The Willamette Valley in Oregon spans from Portland in the north to Eugene in the south. Within this larger AVA, there are seven AVA's. Perhaps you have heard of Chehalem Mountains, Dundee Hills, Eola-Amity Hills, McMinnville, Yamhill-Carlton, Ribbon Ridge or even the newest Van Duzer Corridor. But, how can you remember each of these AVAs and what is the difference in the Pinot Noir produced in each area. I spent four intensive days in the Willamette Valley on the Wine Writers Educational Tour in August and we delved into each AVA. I wrote about it in the Napa Valley Register which you can read here. But, take a close look at the map of the Willamette Valley AVAs and you will find some unique shapes that make the AVAs all the easier to remember.
When we talk about wine regions, we see the big picture: Napa, Sonoma, Santa Ynez Valley, Willamette Valley, etc.
Each region is then broken up into AVAs (American Viticulture Areas). How each AVA is determined is based on a common set of attributes and microclimates that contribute to the uniqueness of the wines produced. As wine regions have evolved in the United States, new AVAs have been created.
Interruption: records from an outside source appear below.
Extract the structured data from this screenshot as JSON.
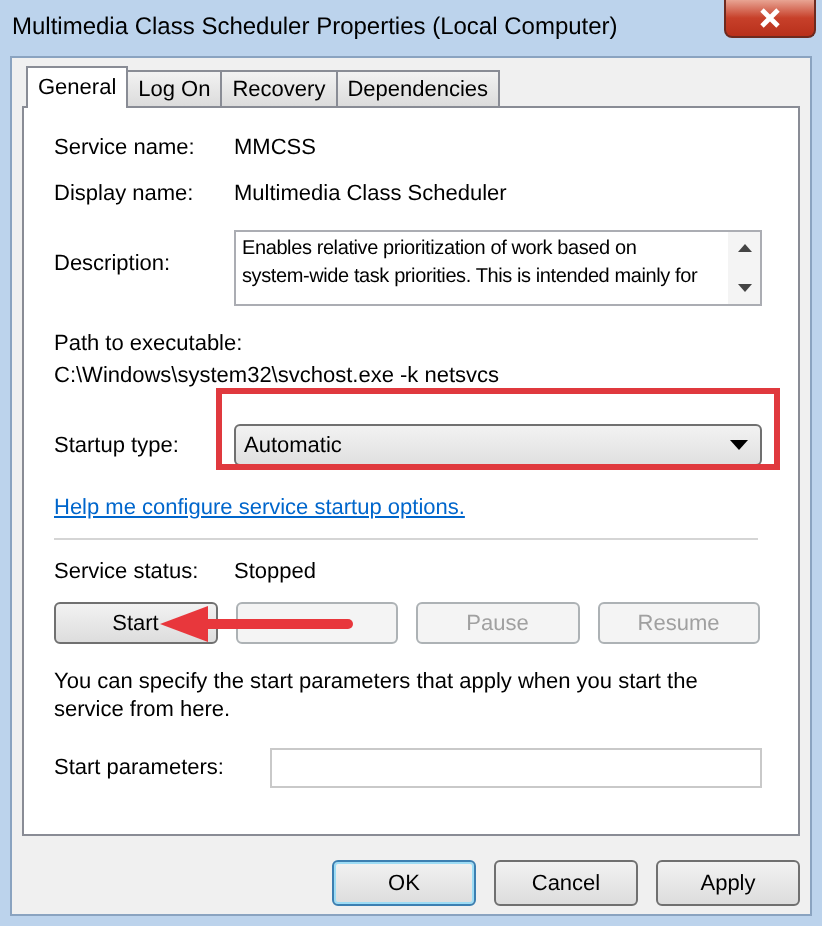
{
  "window": {
    "title": "Multimedia Class Scheduler Properties (Local Computer)"
  },
  "tabs": [
    {
      "label": "General",
      "selected": true
    },
    {
      "label": "Log On",
      "selected": false
    },
    {
      "label": "Recovery",
      "selected": false
    },
    {
      "label": "Dependencies",
      "selected": false
    }
  ],
  "service_name": {
    "label": "Service name:",
    "value": "MMCSS"
  },
  "display_name": {
    "label": "Display name:",
    "value": "Multimedia Class Scheduler"
  },
  "description": {
    "label": "Description:",
    "value": "Enables relative prioritization of work based on\nsystem-wide task priorities. This is intended mainly for"
  },
  "path": {
    "label": "Path to executable:",
    "value": "C:\\Windows\\system32\\svchost.exe -k netsvcs"
  },
  "startup_type": {
    "label": "Startup type:",
    "value": "Automatic"
  },
  "help_link": "Help me configure service startup options.",
  "service_status": {
    "label": "Service status:",
    "value": "Stopped"
  },
  "control_buttons": [
    {
      "label": "Start",
      "disabled": false
    },
    {
      "disabled": true
    },
    {
      "label": "Pause",
      "disabled": true
    },
    {
      "label": "Resume",
      "disabled": true
    }
  ],
  "note": "You can specify the start parameters that apply when you start the service from here.",
  "start_parameters": {
    "label": "Start parameters:"
  },
  "dialog_buttons": [
    {
      "label": "OK",
      "default": true,
      "disabled": false
    },
    {
      "label": "Cancel",
      "default": false,
      "disabled": false
    },
    {
      "label": "Apply",
      "default": false,
      "disabled": false
    }
  ]
}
It is not just about buying a wine from Napa, but is it from Howell Mountain AVA, Diamond Mountain AVA, Spring Mountain AVA or another AVA? What about Sonoma? What about the Santa Ynez Valley?
And what about the Willamette Valley? Do you know what the AVAs are within the Willamette Valley? Can you tell the difference between one AVA and another?